Just after a week since I posted a review of Superior Plus, declaring that they probably would have to reduce their dividends in order to be financially sustainable, they announced their quarterly results today. Notably, they lowered expectations for 2010 due to warmer weather (and therefore less natural gas deliveries).
They also had the following snippet in their quarterly release:
– The financial outlook for 2010 has been revised to AOCF per share of $1.50 to $1.65 as a result of lower than anticipated second quarter results and a weaker than previously anticipated economic recovery for the remainder of 2010.

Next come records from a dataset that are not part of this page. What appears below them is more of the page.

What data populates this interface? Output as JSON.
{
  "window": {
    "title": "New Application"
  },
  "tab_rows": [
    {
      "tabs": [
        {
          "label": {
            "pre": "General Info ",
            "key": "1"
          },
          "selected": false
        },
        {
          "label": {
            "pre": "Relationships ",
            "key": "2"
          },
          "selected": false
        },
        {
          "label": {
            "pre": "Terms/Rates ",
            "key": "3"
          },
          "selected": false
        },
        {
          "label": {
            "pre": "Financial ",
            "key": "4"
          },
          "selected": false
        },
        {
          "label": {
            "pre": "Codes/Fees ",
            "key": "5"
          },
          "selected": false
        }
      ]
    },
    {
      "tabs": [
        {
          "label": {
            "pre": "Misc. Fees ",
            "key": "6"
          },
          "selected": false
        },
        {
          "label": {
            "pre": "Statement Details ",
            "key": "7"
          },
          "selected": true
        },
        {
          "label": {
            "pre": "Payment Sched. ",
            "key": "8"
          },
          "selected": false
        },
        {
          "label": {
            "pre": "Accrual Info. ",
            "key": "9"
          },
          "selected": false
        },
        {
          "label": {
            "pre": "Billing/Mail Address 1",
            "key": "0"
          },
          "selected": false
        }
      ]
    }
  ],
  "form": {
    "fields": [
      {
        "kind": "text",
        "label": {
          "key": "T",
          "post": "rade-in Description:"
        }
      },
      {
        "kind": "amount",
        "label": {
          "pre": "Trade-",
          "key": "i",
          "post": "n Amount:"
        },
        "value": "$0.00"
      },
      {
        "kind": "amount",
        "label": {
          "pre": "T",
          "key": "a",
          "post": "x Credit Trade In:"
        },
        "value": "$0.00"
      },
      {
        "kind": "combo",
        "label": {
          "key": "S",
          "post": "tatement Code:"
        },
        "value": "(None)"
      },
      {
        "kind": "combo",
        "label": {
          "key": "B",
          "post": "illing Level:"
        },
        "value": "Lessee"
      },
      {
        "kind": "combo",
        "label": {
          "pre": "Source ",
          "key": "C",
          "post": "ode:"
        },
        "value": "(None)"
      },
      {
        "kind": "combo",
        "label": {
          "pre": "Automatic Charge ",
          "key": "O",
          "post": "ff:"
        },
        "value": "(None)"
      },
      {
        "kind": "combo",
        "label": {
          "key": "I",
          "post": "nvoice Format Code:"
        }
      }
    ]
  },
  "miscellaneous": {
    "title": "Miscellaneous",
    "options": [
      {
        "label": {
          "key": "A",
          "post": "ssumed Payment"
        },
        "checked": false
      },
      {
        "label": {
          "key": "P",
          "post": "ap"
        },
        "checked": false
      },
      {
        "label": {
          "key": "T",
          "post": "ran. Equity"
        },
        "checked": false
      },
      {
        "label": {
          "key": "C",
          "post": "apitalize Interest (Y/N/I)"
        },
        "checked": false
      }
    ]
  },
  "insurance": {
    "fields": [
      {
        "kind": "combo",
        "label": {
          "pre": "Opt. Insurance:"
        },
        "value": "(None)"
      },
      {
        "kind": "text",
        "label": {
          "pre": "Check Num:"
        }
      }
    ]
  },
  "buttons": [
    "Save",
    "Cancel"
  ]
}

– The financial outlook for 2011 has been revised to AOCF per share of $1.85 to $2.05 as a result of a weaker than previously anticipated economic recovery forecasted for the remainder of 2010 and throughout 2011, particularly impacting Superior’s Construction Products Distribution business.
AOCF is “Adjusted operating cash flow”, which is a non-GAAP metric to approximate how much cash before capital expenditures is available to the corporation. Since their dividend rate is $1.62/share, this leaves the company little to negative real cash to provide for acquisitions (which they have done plenty of over the past couple years), debt repayment or capital projects.
The company’s stock traded down 7.9% as a reaction to their disappointing report.
Investors undoubtedly will be looking at Superior Plus’s 13.03% dividend yield and marvel what a bargain they are getting, but it seems likely they will be forced to reduce dividends and this is reflected in the market price.
Interestingly enough, Superior Plus has four issues of debentures that trade on the TSX – the issue maturing in December 2012 has a yield to maturity of 4.5%, while the issue maturing July 2017 has a yield to maturity of 5.9%. They appear to be priced very expensive and I would not touch them.